One minute Zacchaeus is perched on a limb above the marching crowd to get a better glimpse and the next minute Jesus publically calls his name and invites himself over! He was taken out of the limb and given solid ground.
Not only is he seen by Jesus, he’s pulled out of the margins so the crowd is forced to see him, too. And in front of all those grumbling, Zacchaeus is given opportunity to tell his story. “Half my possessions, Lord, I will give to the poor; and if I have defrauded anyone of anything, I will pay back four times as much.”
Through an encounter with Jesus who sees Zacchaeus and offers new life, Zacchaeus is now able to truly see his neighbors and love.
He is transformed.
Will his new way of being impact the other tax collectors who worked for Zacchaeus? Will they change their ways? Perhaps they were also at Levi’s banquet with Jesus and the seeds had already been sown. Is it possible, with this being Jesus’ last stop before Jerusalem, that the other tax collectors would also see who they were oppressing, their own people, and reform could have come upon Jericho? Setting the crowd free, to love and see?
In today’s polarized political climate, we are guilty of wanting to point out how horrible others are because of the views they hold. We can’t seem to see the good in anyone if they behave or believe in a way that’s different from our own. In fact, we often dismiss any possibility of good or refuse to give the benefit of the doubt as a fuel to keep our animosity burning. Of course there’s legitimate evil in this world, but in our day to day life people get misunderstood or labeled for all kinds of reasons and their stories don’t get told because we don’t want to give them the time of day. We’d rather send them down the bad egg chute.
However, God models a different way, more difficult, yes, but one that doesn’t allow us to write each other off so easily.
Jesus saw Zacchaeus and welcomed him into the circle, even as a chief tax collector.
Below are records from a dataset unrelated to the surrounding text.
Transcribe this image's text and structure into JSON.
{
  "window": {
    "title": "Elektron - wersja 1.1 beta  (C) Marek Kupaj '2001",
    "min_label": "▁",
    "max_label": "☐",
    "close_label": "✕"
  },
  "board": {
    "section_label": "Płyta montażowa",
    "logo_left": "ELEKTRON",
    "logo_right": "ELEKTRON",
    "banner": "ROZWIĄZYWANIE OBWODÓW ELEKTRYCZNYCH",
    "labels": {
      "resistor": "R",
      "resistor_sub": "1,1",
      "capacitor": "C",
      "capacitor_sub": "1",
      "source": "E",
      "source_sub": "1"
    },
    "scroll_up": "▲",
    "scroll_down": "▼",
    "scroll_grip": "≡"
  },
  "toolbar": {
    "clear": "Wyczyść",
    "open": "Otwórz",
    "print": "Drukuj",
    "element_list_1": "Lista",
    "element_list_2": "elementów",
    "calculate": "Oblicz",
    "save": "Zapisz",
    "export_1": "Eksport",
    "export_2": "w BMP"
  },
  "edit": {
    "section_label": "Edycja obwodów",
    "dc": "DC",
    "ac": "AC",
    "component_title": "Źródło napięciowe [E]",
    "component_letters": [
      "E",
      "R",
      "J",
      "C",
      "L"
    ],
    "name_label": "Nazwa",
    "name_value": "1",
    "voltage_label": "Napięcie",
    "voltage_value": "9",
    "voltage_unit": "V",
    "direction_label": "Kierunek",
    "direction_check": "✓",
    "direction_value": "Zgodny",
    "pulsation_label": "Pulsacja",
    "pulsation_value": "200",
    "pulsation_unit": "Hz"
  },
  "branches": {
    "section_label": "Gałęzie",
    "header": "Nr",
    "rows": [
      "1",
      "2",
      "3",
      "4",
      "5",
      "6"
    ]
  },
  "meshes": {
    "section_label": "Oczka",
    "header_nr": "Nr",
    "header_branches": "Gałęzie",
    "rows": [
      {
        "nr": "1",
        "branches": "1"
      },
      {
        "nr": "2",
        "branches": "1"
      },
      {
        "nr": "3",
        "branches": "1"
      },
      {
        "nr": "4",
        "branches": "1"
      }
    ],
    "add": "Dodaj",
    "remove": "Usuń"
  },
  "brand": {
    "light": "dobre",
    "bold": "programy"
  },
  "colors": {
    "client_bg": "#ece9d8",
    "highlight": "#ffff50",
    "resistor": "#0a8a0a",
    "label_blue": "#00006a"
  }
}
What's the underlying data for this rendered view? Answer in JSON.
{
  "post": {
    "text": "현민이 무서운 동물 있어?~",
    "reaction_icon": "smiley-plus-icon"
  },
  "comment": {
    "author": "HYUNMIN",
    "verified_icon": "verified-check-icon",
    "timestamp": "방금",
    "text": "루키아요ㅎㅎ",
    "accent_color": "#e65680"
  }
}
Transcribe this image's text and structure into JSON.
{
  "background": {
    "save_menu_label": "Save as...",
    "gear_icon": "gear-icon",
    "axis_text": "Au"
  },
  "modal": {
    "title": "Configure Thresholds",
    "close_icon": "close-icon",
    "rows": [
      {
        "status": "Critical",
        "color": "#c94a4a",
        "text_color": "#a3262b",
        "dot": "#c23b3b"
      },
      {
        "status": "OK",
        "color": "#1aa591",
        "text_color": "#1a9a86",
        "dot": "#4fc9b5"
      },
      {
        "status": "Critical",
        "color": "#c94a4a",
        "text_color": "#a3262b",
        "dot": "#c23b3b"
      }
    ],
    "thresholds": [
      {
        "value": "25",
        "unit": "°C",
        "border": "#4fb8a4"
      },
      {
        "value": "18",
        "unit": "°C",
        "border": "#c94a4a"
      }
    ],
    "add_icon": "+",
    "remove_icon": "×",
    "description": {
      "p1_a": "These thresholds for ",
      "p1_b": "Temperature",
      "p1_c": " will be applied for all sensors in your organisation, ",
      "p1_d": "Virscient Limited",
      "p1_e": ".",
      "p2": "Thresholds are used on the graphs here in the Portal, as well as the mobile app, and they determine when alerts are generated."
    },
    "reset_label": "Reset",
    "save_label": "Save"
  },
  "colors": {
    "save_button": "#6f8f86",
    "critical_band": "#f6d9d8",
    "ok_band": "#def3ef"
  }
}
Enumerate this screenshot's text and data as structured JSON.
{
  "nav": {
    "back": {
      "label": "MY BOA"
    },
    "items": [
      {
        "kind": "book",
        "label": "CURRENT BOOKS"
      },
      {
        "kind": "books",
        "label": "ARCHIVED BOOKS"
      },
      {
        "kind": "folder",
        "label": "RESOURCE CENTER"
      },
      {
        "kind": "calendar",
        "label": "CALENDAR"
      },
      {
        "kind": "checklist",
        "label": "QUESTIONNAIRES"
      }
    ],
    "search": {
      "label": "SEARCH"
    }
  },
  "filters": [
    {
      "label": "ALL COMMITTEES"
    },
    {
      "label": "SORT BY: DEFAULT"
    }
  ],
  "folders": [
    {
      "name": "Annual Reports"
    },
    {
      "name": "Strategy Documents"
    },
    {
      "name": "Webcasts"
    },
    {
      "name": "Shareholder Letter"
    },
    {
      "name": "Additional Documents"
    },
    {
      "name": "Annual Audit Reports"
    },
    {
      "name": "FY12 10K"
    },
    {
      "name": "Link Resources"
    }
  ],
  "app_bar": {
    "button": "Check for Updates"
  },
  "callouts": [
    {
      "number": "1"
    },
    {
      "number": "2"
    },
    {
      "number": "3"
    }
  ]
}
And while the crowd might have booed at first, Zacchaeus was provided a platform to speak. And on that day salvation came to Zacchaeus’ house.
Until God breaks in to help us see. Until we truly hear another’s story. Until we are able to see the personhood in the other, it’s hard to reconcile. We want to keep the scale of good or bad as our only options. But, hearing one another’s story opens the door for healing, of the other and ourselves.
In life we have opportunities where God nudges us to see the other and widen our circle of inclusion. To extend the life-giving love of Christ. To see as God sees everyone, neither all good nor bad, but loved, like Zacchaeus hanging on the limb of a Sycamore tree.